Data items
[Start of section]
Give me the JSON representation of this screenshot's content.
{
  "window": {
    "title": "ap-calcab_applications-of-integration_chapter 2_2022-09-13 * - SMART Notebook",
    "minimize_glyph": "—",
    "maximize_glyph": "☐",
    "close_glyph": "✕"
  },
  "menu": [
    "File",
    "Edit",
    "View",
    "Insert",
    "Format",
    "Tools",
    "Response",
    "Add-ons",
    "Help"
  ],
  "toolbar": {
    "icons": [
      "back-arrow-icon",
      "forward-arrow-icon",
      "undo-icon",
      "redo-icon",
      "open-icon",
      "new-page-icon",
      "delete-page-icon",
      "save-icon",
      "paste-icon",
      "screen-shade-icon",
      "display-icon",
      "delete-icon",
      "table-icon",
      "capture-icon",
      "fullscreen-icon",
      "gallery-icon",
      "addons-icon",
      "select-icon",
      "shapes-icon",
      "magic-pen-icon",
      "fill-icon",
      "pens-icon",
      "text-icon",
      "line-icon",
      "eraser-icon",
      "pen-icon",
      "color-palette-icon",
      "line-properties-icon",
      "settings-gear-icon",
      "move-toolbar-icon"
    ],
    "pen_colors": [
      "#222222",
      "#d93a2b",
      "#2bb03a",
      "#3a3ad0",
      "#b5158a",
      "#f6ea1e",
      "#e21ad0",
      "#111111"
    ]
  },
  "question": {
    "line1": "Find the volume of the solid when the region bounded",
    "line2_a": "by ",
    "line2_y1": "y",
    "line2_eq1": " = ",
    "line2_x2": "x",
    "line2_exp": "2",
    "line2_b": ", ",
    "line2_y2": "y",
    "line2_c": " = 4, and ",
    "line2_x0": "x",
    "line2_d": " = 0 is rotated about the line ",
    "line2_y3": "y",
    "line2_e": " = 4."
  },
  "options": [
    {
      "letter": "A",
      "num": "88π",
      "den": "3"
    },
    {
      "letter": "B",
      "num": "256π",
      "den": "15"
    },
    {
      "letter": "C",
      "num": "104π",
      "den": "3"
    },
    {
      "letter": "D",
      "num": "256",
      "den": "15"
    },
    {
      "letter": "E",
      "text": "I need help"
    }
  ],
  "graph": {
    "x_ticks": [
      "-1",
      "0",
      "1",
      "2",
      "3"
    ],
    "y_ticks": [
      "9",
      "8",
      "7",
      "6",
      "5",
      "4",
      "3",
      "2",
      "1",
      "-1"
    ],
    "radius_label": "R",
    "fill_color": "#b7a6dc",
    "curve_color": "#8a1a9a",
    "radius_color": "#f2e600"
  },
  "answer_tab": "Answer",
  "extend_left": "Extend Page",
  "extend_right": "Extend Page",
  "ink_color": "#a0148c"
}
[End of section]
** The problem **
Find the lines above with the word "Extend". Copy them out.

** Finished task **
  "extend_left": "Extend Page",
  "extend_right": "Extend Page",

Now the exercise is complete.